** Opening Source information block **

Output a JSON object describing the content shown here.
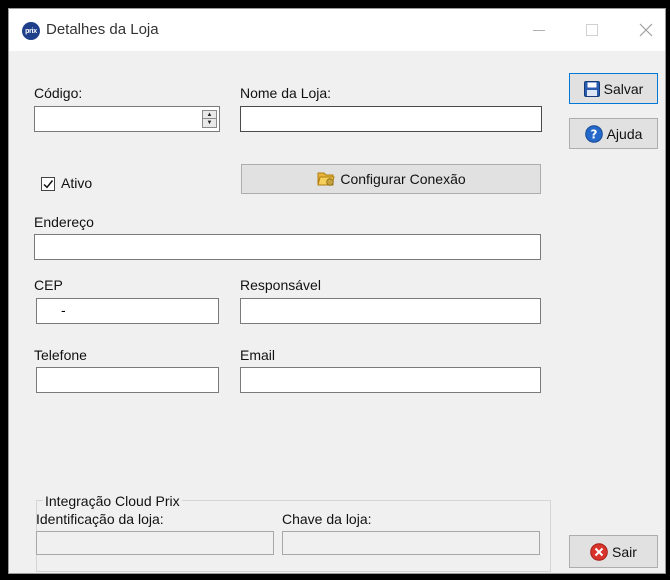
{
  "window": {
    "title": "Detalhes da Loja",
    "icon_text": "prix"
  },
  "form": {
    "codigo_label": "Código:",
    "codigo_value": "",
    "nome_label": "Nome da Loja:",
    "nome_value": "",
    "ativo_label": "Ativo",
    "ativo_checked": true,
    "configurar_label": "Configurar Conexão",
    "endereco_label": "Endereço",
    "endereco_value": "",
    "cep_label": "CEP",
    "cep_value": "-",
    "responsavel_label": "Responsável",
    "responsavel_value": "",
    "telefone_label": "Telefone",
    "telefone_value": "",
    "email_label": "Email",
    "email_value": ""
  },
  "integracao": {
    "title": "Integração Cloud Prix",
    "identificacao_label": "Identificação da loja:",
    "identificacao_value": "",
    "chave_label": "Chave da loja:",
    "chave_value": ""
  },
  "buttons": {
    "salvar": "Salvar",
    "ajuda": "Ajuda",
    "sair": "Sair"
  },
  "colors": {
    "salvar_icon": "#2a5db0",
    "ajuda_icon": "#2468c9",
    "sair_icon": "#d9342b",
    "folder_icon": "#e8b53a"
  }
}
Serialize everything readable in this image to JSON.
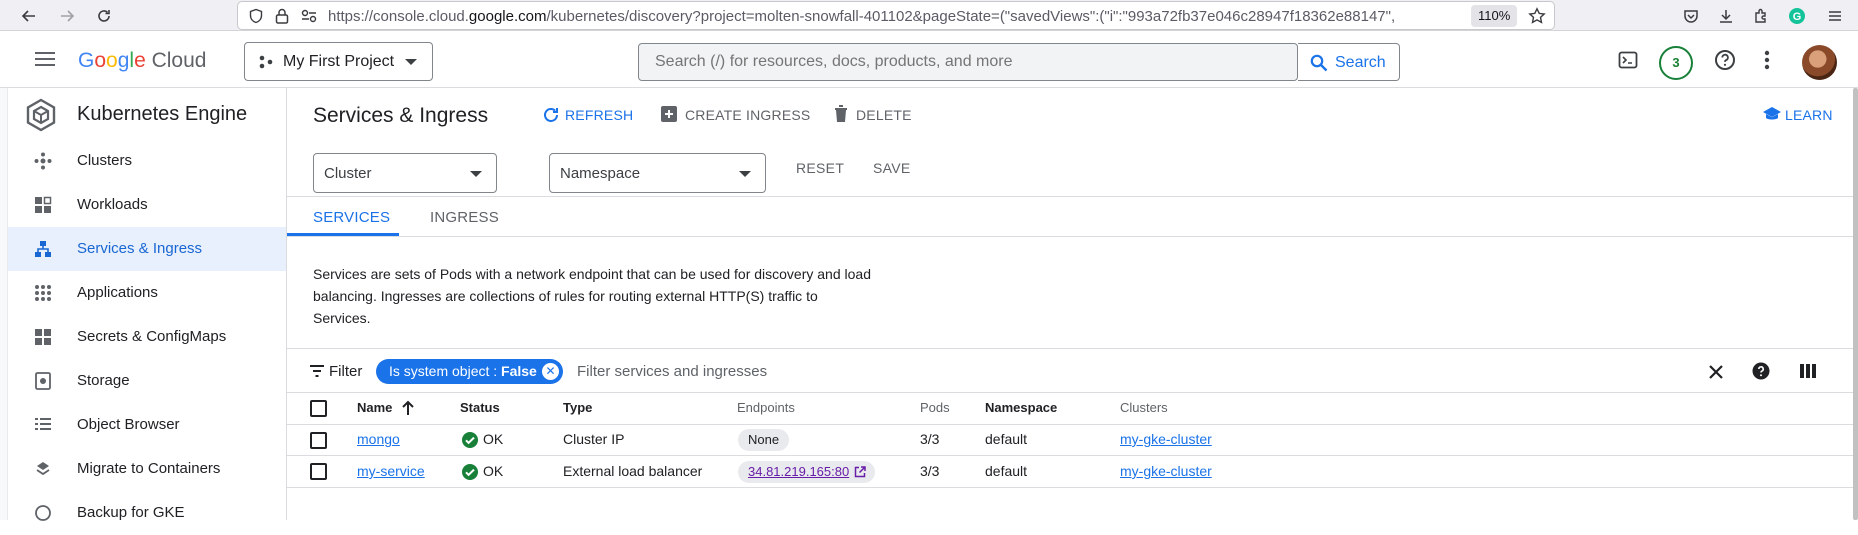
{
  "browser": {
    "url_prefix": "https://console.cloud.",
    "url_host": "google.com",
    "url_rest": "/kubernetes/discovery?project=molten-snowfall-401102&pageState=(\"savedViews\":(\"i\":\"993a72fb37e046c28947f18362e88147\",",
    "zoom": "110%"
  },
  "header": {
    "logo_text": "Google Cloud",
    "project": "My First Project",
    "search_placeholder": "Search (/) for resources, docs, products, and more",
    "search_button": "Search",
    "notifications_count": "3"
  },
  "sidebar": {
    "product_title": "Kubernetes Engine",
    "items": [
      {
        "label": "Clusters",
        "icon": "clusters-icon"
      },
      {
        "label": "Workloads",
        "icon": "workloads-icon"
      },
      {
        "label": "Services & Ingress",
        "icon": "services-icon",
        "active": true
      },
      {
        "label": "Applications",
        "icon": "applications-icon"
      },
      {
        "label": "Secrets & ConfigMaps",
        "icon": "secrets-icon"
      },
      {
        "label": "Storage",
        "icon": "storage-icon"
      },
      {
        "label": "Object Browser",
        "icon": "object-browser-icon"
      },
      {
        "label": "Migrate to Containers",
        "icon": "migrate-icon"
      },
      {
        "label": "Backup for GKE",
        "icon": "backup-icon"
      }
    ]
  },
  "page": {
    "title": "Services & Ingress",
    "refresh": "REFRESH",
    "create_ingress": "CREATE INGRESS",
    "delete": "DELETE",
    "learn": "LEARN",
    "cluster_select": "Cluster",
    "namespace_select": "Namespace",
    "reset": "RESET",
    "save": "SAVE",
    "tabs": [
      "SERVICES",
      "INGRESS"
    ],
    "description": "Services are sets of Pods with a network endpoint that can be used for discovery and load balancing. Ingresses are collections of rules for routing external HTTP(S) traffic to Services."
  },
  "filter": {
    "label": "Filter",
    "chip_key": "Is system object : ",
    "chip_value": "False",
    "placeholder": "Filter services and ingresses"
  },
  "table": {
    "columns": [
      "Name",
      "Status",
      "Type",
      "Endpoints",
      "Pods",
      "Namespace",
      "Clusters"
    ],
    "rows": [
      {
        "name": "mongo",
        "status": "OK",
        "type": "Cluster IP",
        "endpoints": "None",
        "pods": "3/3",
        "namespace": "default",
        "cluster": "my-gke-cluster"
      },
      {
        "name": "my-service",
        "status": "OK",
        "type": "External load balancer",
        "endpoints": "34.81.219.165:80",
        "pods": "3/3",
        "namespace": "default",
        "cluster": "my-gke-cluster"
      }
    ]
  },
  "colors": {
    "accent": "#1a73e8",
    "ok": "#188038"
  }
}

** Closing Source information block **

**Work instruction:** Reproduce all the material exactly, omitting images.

**Response:**
Output a JSON object describing the content shown here.
{
  "window": {
    "title": "Detalhes da Loja",
    "icon_text": "prix"
  },
  "form": {
    "codigo_label": "Código:",
    "codigo_value": "",
    "nome_label": "Nome da Loja:",
    "nome_value": "",
    "ativo_label": "Ativo",
    "ativo_checked": true,
    "configurar_label": "Configurar Conexão",
    "endereco_label": "Endereço",
    "endereco_value": "",
    "cep_label": "CEP",
    "cep_value": "-",
    "responsavel_label": "Responsável",
    "responsavel_value": "",
    "telefone_label": "Telefone",
    "telefone_value": "",
    "email_label": "Email",
    "email_value": ""
  },
  "integracao": {
    "title": "Integração Cloud Prix",
    "identificacao_label": "Identificação da loja:",
    "identificacao_value": "",
    "chave_label": "Chave da loja:",
    "chave_value": ""
  },
  "buttons": {
    "salvar": "Salvar",
    "ajuda": "Ajuda",
    "sair": "Sair"
  },
  "colors": {
    "salvar_icon": "#2a5db0",
    "ajuda_icon": "#2468c9",
    "sair_icon": "#d9342b",
    "folder_icon": "#e8b53a"
  }
}
Serialize everything readable in this image to JSON.
{
  "browser": {
    "url_prefix": "https://console.cloud.",
    "url_host": "google.com",
    "url_rest": "/kubernetes/discovery?project=molten-snowfall-401102&pageState=(\"savedViews\":(\"i\":\"993a72fb37e046c28947f18362e88147\",",
    "zoom": "110%"
  },
  "header": {
    "logo_text": "Google Cloud",
    "project": "My First Project",
    "search_placeholder": "Search (/) for resources, docs, products, and more",
    "search_button": "Search",
    "notifications_count": "3"
  },
  "sidebar": {
    "product_title": "Kubernetes Engine",
    "items": [
      {
        "label": "Clusters",
        "icon": "clusters-icon"
      },
      {
        "label": "Workloads",
        "icon": "workloads-icon"
      },
      {
        "label": "Services & Ingress",
        "icon": "services-icon",
        "active": true
      },
      {
        "label": "Applications",
        "icon": "applications-icon"
      },
      {
        "label": "Secrets & ConfigMaps",
        "icon": "secrets-icon"
      },
      {
        "label": "Storage",
        "icon": "storage-icon"
      },
      {
        "label": "Object Browser",
        "icon": "object-browser-icon"
      },
      {
        "label": "Migrate to Containers",
        "icon": "migrate-icon"
      },
      {
        "label": "Backup for GKE",
        "icon": "backup-icon"
      }
    ]
  },
  "page": {
    "title": "Services & Ingress",
    "refresh": "REFRESH",
    "create_ingress": "CREATE INGRESS",
    "delete": "DELETE",
    "learn": "LEARN",
    "cluster_select": "Cluster",
    "namespace_select": "Namespace",
    "reset": "RESET",
    "save": "SAVE",
    "tabs": [
      "SERVICES",
      "INGRESS"
    ],
    "description": "Services are sets of Pods with a network endpoint that can be used for discovery and load balancing. Ingresses are collections of rules for routing external HTTP(S) traffic to Services."
  },
  "filter": {
    "label": "Filter",
    "chip_key": "Is system object : ",
    "chip_value": "False",
    "placeholder": "Filter services and ingresses"
  },
  "table": {
    "columns": [
      "Name",
      "Status",
      "Type",
      "Endpoints",
      "Pods",
      "Namespace",
      "Clusters"
    ],
    "rows": [
      {
        "name": "mongo",
        "status": "OK",
        "type": "Cluster IP",
        "endpoints": "None",
        "pods": "3/3",
        "namespace": "default",
        "cluster": "my-gke-cluster"
      },
      {
        "name": "my-service",
        "status": "OK",
        "type": "External load balancer",
        "endpoints": "34.81.219.165:80",
        "pods": "3/3",
        "namespace": "default",
        "cluster": "my-gke-cluster"
      }
    ]
  },
  "colors": {
    "accent": "#1a73e8",
    "ok": "#188038"
  }
}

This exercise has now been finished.